At a recent writer’s event, the folks at RCBS held an impromptu handloading clinic. With, naturally, a number of handy RCBS gear, eight writers went through the various stages of reloading to prepare match-quality 6.5 Creedmoor rounds. Some of the writers were expert handloaders who had been “rolling their own” for decades; others, like me, had minimal experience to say the least. I’ll say this, though: If you’re going to learn, learn from people with decades of experience on solid equipment with which they are thoroughly familiar.
First, though, I need to reiterate: This is not a guide to handloading. We’ve posted many articles on creating your own ammunition over the years here at Shooting Illlustrated; I’m merely going to touch on some of the finer points. I’m sure there are some critical steps I’m, well, overlooking in the interest of this not being a straight “how-to” guide. This is merely my take on an excellent learning opportunity.
Second, I do want to mention that while this was a writer’s event, there are almost certainly places where seasoned handloaders can offer tips and guidance to the beginner. Check with your local range, gun store or even state-level advocacy groups for information on teaming up with veteran handloaders. I’ve had many good people volunteer to help me learn (and taken a couple up on their offers).

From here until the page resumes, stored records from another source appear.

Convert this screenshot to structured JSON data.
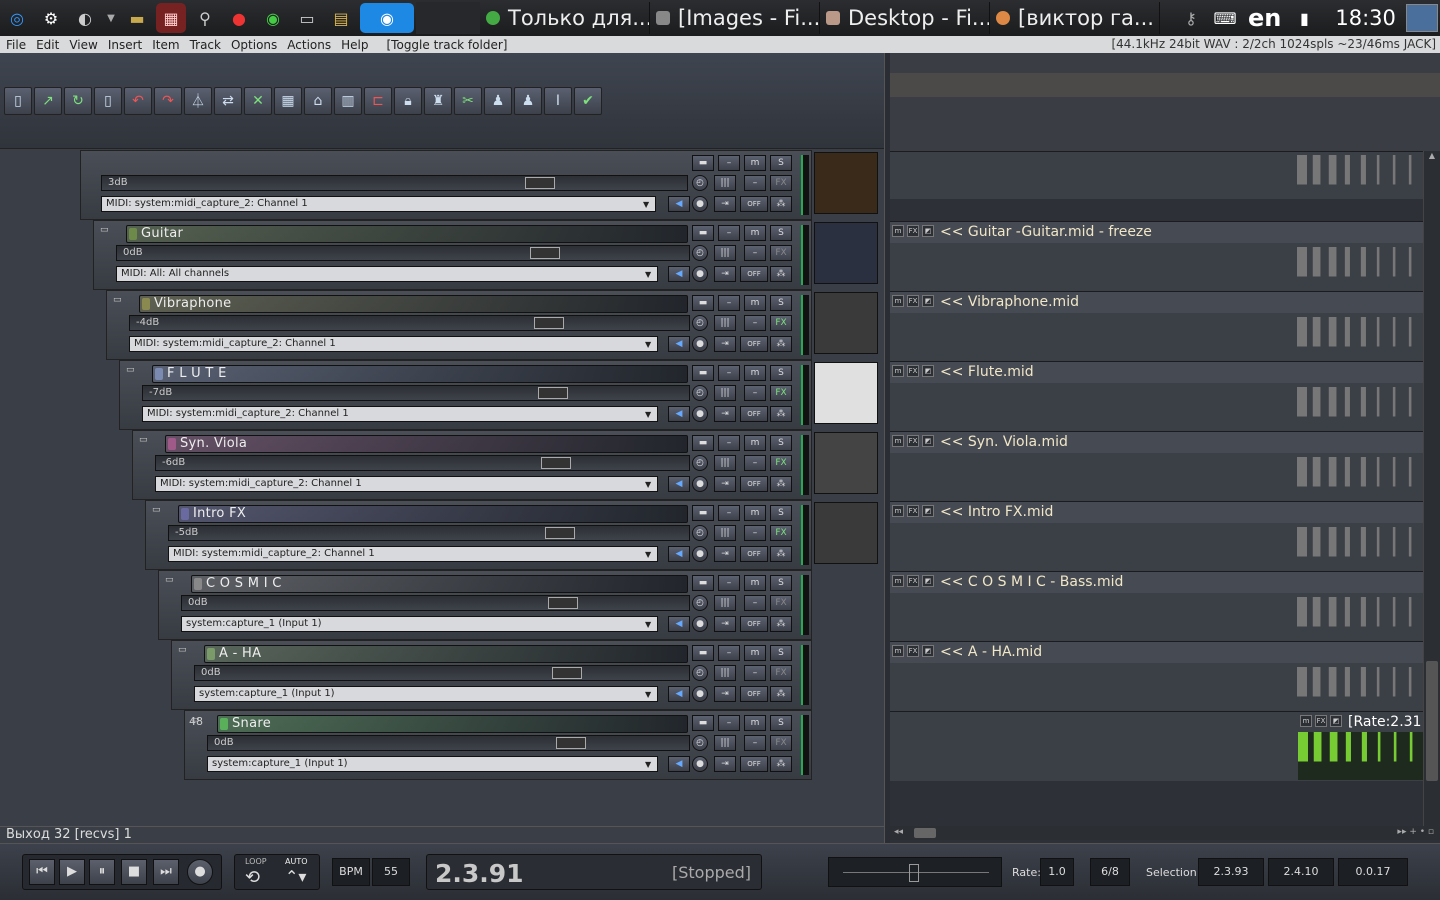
{
  "taskbar": {
    "tasks": [
      {
        "label": "Только для..."
      },
      {
        "label": "[Images - Fi..."
      },
      {
        "label": "Desktop - Fi..."
      },
      {
        "label": "[виктор га..."
      }
    ],
    "lang": "en",
    "clock": "18:30"
  },
  "menu": {
    "items": [
      "File",
      "Edit",
      "View",
      "Insert",
      "Item",
      "Track",
      "Options",
      "Actions",
      "Help"
    ],
    "extra": "[Toggle track folder]",
    "audio_info": "[44.1kHz 24bit WAV : 2/2ch 1024spls ~23/46ms JACK]"
  },
  "tracks": [
    {
      "name": "",
      "vol": "3dB",
      "input": "MIDI: system:midi_capture_2: Channel 1",
      "color": "#5a7a3a",
      "fx_on": false
    },
    {
      "name": "Guitar",
      "vol": "0dB",
      "input": "MIDI: All: All channels",
      "color": "#6e8a4a",
      "fx_on": false
    },
    {
      "name": "Vibraphone",
      "vol": "-4dB",
      "input": "MIDI: system:midi_capture_2: Channel 1",
      "color": "#8a8a50",
      "fx_on": true
    },
    {
      "name": "F L U T E",
      "vol": "-7dB",
      "input": "MIDI: system:midi_capture_2: Channel 1",
      "color": "#7a8ab0",
      "fx_on": true
    },
    {
      "name": "Syn. Viola",
      "vol": "-6dB",
      "input": "MIDI: system:midi_capture_2: Channel 1",
      "color": "#a05a8a",
      "fx_on": true
    },
    {
      "name": "Intro FX",
      "vol": "-5dB",
      "input": "MIDI: system:midi_capture_2: Channel 1",
      "color": "#6a6aa0",
      "fx_on": true
    },
    {
      "name": "C O S M I C",
      "vol": "0dB",
      "input": "system:capture_1 (Input 1)",
      "color": "#888888",
      "fx_on": false
    },
    {
      "name": "A - HA",
      "vol": "0dB",
      "input": "system:capture_1 (Input 1)",
      "color": "#7a9a6a",
      "fx_on": false
    },
    {
      "name": "Snare",
      "vol": "0dB",
      "input": "system:capture_1 (Input 1)",
      "color": "#5ab05a",
      "fx_on": false,
      "number": "48"
    }
  ],
  "clips": [
    {
      "label": ""
    },
    {
      "label": "<< Guitar -Guitar.mid - freeze"
    },
    {
      "label": "<< Vibraphone.mid"
    },
    {
      "label": "<< Flute.mid"
    },
    {
      "label": "<< Syn. Viola.mid"
    },
    {
      "label": "<< Intro FX.mid"
    },
    {
      "label": "<< C O S M I C - Bass.mid"
    },
    {
      "label": "<< A - HA.mid"
    },
    {
      "label": "[Rate:2.31"
    }
  ],
  "status": {
    "text": "Выход 32 [recvs] 1"
  },
  "transport": {
    "loop": "LOOP",
    "auto": "AUTO",
    "bpm_label": "BPM",
    "bpm": "55",
    "position": "2.3.91",
    "state": "[Stopped]",
    "rate_label": "Rate:",
    "rate": "1.0",
    "timesig": "6/8",
    "selection_label": "Selection:",
    "sel_start": "2.3.93",
    "sel_end": "2.4.10",
    "sel_len": "0.0.17"
  },
  "buttons": {
    "mute": "m",
    "solo": "S",
    "fx": "FX",
    "off": "OFF",
    "minus": "–"
  }
}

We started the clinic with new Starline brass, which does eliminate the steps of de-priming fired brass and its cleaning. The first order of business was to lubricate the brass, using RCBS Case Slick and then running the brass through the sizing die on an RCBS Rebel press. Once re-sized, the brass was wiped clean and then made ready in trays.
Next up, we prepared the brass for powder. Here we had an RCBS Brass Boss to help us rather than hand tools (which will work, but take longer). Three stations prepare the case neck inside and out as well as the primer pocket to ensure proper dimensions. After this, we hand-primed the cases with new primers using an RCBS Hand Priming tool. Be sure all primers are facing in the right direction and fall into the pocket for use … Oh, and make sure the primer door is open, too.

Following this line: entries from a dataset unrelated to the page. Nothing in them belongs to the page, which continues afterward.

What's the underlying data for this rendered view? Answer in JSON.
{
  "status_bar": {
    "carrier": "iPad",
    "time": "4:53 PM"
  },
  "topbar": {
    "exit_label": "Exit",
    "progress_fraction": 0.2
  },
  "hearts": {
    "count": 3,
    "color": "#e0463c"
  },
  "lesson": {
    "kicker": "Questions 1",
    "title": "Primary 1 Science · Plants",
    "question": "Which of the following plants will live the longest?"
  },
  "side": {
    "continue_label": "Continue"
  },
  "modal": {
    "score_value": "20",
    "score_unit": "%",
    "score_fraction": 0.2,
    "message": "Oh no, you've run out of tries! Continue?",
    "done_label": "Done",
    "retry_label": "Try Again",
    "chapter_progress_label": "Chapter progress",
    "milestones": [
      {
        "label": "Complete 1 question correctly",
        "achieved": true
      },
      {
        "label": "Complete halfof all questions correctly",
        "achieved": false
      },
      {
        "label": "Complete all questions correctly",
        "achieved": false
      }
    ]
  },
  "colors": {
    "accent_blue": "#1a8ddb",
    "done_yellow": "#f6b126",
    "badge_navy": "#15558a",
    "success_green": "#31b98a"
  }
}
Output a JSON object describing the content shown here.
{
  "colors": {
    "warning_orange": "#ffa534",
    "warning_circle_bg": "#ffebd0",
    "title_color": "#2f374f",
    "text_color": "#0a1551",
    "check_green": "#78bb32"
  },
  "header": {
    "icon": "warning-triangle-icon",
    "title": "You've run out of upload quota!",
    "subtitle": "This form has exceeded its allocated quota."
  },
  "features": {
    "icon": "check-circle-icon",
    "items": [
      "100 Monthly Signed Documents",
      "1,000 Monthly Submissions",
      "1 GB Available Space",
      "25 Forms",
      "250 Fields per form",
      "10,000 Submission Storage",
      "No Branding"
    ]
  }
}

All that’s left now is to add the powder and seat the bullet. Using the new Chargemaster Supreme, we weighed out exact (literally, to the tenth of a gram) measurements for the cartridge. Primed cartridges were filled and then set aside for the final step, seating the bullet. The new Summit Press and Matchmaster dies made this a cinch: Put the brass into the die, drop the bullet in the window up top and operate the press. Check overall length in the gauge, and the rounds are ready.

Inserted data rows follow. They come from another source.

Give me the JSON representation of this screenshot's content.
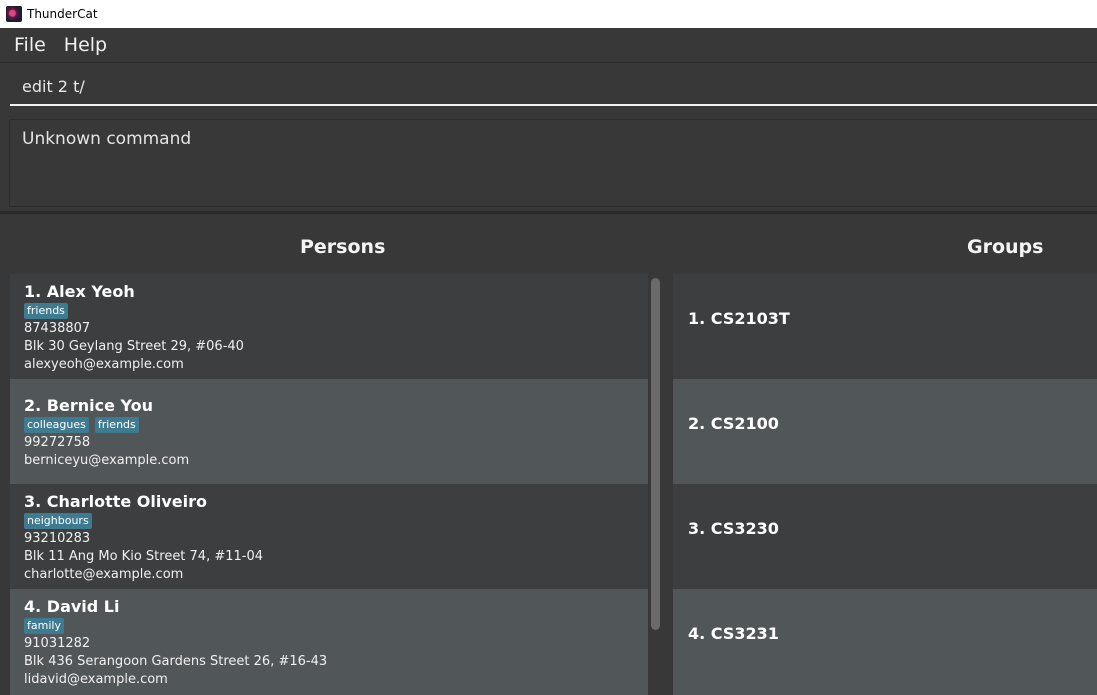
{
  "window": {
    "title": "ThunderCat"
  },
  "menu": {
    "file": "File",
    "help": "Help"
  },
  "command": {
    "value": "edit 2 t/"
  },
  "result": {
    "text": "Unknown command"
  },
  "panels": {
    "persons_title": "Persons",
    "groups_title": "Groups"
  },
  "persons": [
    {
      "index": "1. ",
      "name": "Alex Yeoh",
      "tags": [
        "friends"
      ],
      "phone": "87438807",
      "address": "Blk 30 Geylang Street 29, #06-40",
      "email": "alexyeoh@example.com"
    },
    {
      "index": "2. ",
      "name": "Bernice You",
      "tags": [
        "colleagues",
        "friends"
      ],
      "phone": "99272758",
      "address": "",
      "email": "berniceyu@example.com"
    },
    {
      "index": "3. ",
      "name": "Charlotte Oliveiro",
      "tags": [
        "neighbours"
      ],
      "phone": "93210283",
      "address": "Blk 11 Ang Mo Kio Street 74, #11-04",
      "email": "charlotte@example.com"
    },
    {
      "index": "4. ",
      "name": "David Li",
      "tags": [
        "family"
      ],
      "phone": "91031282",
      "address": "Blk 436 Serangoon Gardens Street 26, #16-43",
      "email": "lidavid@example.com"
    }
  ],
  "groups": [
    {
      "index": "1. ",
      "name": "CS2103T"
    },
    {
      "index": "2. ",
      "name": "CS2100"
    },
    {
      "index": "3. ",
      "name": "CS3230"
    },
    {
      "index": "4. ",
      "name": "CS3231"
    }
  ],
  "colors": {
    "background": "#383838",
    "card_odd": "#3c3e3f",
    "card_even": "#515658",
    "tag": "#3e7b91"
  }
}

Yes, I’m sure I glossed over quite a few steps, but again, I wanted to give a general overview rather than a how-to. As someone that has handloaded only twice prior, the most recent more than a decade prior, what was most eye-opening is how simple it really is. With as much or as little equipment as your time and budget allows, the steps are clear, make sense and don’t take a ton of time.
The end result? Ammunition that bested top-notch factory ammunition in both velocity spread and accuracy. Actually, this is where it got really interesting. We compared the handloads to Federal Premium Gold Medal Match 6.5 Creedmoor, and while the handloads were indeed both more accurate and had less variation in velocity, the difference was pretty close. While I’ll be the first to admit that some of that might have been due to my meager handloading skills, a big chunk of it is that quality factory ammunition is pretty darn accurate these days.
As for handloading? I can definitely see the appeal. There’s a definite zen to the whole art of putting together quality ammunition, and a bit of pride in the independence that comes from being able to make your own ammo. While I’ll rely on factory ammo for now, I suspect I’m going to have to make some room in my workshop for a press. And a few more tools. And…